These two forces cause an endless tug of war between the sun and each of its planets. The speed of the moving planet takes it in a direction away from the sun. Gravitation pulls it toward the sun. The two opposite forces are evenly balanced, and the moving planet is compelled to take a curved path. Neither side can win the tug of war, and the curved path takes the planet in orbit around and around the sun.
The exact orbit depends upon a number of interlocking factors. Most of them have to do with the nature of gravitation. This built in pulling power varies with mass, and mass is the amount of matter packed into the size or volume of an object. Its force weakens with the distance from the center of an object's mass. and out in space between the: massive heavenly bodies, the universal law of gravitation works on a very grand scale.
he mighty gravitation of the massive sun reaches out to Pluto and beyond, getting weaker as it goes. The weaker gravitation of the less massive planets reaches the sun. The sun pulls at Each planet and each planet pulls at the sun. But the sun is affected only slightly by all the tugging of its children.
The basic pulling power depends upon the mass of the sun and the mass of a planet. This force is changed by distance and by the planet's speed. So to figure out an orbit, we must know the masses of the sun and planet, the speed of the moving planet and its distance from the sun.

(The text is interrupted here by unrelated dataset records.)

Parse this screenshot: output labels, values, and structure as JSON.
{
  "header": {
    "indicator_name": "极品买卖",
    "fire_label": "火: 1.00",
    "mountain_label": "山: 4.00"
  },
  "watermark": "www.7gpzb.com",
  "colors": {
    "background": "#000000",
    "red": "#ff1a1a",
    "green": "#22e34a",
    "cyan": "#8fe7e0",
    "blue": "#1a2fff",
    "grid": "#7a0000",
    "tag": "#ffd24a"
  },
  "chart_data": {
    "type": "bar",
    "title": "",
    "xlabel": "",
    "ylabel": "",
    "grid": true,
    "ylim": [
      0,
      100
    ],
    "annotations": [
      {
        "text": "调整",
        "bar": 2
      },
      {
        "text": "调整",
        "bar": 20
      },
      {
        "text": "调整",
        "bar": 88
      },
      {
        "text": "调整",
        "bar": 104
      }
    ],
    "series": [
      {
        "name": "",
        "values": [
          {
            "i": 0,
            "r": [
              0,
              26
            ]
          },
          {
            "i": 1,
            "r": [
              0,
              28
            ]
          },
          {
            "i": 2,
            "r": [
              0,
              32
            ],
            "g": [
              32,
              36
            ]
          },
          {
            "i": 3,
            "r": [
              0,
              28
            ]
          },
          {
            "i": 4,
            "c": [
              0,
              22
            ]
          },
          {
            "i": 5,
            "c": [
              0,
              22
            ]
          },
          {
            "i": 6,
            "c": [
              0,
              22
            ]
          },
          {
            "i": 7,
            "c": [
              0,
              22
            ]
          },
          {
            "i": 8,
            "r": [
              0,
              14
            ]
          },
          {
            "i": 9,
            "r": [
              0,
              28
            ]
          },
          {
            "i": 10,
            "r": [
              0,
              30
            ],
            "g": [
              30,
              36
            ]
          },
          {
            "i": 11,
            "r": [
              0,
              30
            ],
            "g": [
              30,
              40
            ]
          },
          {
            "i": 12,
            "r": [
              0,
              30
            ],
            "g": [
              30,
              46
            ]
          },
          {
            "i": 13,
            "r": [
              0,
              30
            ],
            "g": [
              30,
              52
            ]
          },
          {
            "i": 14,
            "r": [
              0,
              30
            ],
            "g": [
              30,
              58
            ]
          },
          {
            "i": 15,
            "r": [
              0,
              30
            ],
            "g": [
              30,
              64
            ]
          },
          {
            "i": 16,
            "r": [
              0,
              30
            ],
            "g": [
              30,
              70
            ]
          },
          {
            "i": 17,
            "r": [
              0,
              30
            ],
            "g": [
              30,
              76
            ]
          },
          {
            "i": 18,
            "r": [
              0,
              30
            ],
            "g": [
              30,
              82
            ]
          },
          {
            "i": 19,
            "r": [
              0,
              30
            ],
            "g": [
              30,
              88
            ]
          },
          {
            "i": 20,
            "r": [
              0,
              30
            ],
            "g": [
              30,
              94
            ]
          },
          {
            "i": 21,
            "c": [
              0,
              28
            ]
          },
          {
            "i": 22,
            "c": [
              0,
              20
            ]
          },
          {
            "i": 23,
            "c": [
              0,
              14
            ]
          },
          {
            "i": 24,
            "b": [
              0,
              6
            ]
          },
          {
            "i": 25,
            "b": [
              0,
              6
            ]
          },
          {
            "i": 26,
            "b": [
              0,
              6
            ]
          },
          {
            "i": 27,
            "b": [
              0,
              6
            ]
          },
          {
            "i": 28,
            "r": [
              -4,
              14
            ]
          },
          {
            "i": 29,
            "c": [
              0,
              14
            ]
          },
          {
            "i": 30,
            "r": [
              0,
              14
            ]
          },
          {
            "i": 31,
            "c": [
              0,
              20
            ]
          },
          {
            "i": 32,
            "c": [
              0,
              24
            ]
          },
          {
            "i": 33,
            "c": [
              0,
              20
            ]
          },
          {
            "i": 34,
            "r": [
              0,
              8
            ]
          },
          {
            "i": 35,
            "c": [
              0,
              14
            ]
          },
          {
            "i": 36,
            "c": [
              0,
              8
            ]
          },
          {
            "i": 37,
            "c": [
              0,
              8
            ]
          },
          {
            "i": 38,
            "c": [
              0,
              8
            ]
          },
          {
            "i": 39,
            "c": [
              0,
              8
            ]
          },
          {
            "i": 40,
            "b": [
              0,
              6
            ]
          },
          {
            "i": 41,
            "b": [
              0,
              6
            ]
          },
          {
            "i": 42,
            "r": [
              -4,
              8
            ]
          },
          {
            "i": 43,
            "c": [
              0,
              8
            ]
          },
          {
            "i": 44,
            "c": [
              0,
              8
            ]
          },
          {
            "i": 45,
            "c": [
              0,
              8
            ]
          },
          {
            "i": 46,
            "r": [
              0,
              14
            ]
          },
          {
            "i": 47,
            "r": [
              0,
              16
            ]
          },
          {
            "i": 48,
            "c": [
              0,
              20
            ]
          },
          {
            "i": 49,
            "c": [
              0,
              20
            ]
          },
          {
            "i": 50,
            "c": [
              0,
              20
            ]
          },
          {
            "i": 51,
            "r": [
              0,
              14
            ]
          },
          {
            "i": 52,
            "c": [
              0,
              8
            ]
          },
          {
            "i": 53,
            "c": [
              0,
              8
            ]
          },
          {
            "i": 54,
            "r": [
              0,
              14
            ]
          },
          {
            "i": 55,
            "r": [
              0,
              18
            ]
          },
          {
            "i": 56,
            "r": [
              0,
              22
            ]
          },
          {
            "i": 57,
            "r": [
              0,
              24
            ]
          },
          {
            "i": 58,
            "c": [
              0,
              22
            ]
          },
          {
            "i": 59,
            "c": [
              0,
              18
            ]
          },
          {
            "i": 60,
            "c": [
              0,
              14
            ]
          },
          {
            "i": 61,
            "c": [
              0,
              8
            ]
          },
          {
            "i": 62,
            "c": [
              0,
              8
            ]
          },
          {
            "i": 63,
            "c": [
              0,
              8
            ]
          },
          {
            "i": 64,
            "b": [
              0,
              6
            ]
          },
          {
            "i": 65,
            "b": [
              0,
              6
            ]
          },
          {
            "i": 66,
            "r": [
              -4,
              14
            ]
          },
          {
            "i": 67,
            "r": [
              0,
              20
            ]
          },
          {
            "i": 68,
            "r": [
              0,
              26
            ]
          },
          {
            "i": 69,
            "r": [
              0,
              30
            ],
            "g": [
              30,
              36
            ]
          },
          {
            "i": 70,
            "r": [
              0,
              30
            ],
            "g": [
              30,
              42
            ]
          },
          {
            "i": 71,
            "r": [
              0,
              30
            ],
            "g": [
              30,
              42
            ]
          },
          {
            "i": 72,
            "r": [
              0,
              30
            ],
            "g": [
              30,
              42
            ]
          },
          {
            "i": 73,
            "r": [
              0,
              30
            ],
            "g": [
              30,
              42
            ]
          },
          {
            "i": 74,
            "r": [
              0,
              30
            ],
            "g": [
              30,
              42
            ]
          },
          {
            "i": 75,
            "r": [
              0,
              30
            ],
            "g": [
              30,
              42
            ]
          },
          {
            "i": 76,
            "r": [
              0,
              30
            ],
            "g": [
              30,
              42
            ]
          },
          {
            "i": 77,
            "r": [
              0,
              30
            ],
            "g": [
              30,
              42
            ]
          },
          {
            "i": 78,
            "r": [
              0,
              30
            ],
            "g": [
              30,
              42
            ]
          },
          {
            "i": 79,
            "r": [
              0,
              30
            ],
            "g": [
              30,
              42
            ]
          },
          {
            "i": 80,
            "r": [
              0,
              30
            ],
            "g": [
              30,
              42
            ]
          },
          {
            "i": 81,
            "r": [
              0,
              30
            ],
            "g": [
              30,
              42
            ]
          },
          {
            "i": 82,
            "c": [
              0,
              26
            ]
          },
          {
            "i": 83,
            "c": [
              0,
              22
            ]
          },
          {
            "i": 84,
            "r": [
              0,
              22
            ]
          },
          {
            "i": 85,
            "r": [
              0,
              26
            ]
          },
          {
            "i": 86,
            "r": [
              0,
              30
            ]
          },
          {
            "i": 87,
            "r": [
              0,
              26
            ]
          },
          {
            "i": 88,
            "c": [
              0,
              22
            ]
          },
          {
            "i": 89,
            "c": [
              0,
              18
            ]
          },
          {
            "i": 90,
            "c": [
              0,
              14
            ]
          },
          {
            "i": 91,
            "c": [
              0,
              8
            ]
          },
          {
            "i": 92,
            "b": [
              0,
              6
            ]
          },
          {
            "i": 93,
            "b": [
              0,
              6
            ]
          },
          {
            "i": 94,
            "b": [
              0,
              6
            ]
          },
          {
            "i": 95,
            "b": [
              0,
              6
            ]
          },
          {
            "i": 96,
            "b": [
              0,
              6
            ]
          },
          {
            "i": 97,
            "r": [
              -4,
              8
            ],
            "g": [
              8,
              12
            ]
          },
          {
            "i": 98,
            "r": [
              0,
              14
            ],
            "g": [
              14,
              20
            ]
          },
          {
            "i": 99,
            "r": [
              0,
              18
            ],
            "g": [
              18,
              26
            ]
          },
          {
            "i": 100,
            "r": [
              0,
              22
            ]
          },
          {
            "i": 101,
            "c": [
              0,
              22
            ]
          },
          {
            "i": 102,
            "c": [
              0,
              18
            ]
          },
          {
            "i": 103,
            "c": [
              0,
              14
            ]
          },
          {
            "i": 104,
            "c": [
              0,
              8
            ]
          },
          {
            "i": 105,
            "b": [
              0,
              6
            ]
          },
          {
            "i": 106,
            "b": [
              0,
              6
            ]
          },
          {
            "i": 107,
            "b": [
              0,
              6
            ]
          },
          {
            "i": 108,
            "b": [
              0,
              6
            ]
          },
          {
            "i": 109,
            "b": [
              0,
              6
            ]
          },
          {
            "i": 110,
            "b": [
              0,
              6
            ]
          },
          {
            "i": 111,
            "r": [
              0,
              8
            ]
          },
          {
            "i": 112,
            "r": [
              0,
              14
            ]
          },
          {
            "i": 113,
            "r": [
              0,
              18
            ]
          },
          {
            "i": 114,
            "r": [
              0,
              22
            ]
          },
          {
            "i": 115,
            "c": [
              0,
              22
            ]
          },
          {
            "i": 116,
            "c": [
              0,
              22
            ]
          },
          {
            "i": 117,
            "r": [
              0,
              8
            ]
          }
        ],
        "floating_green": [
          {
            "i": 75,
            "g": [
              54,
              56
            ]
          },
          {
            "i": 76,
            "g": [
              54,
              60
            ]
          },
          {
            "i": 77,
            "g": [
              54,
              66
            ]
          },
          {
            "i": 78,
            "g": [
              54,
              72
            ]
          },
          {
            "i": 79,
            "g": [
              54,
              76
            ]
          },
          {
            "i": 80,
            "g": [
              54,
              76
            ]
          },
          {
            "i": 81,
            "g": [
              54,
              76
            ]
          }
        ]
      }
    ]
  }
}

The sun is about 333,000 times more massive than the Earth and about 93 million miles away. The Earth's orbital speed is roughly 66,600 miles an hour. These factors interlock to keep the world in orbit. But if it speeded up, it would move father from the sun in a larger orbit. If it slowed to a stop, it would spiral down into the sun. But the laws of moving bodies say that these things can never happen.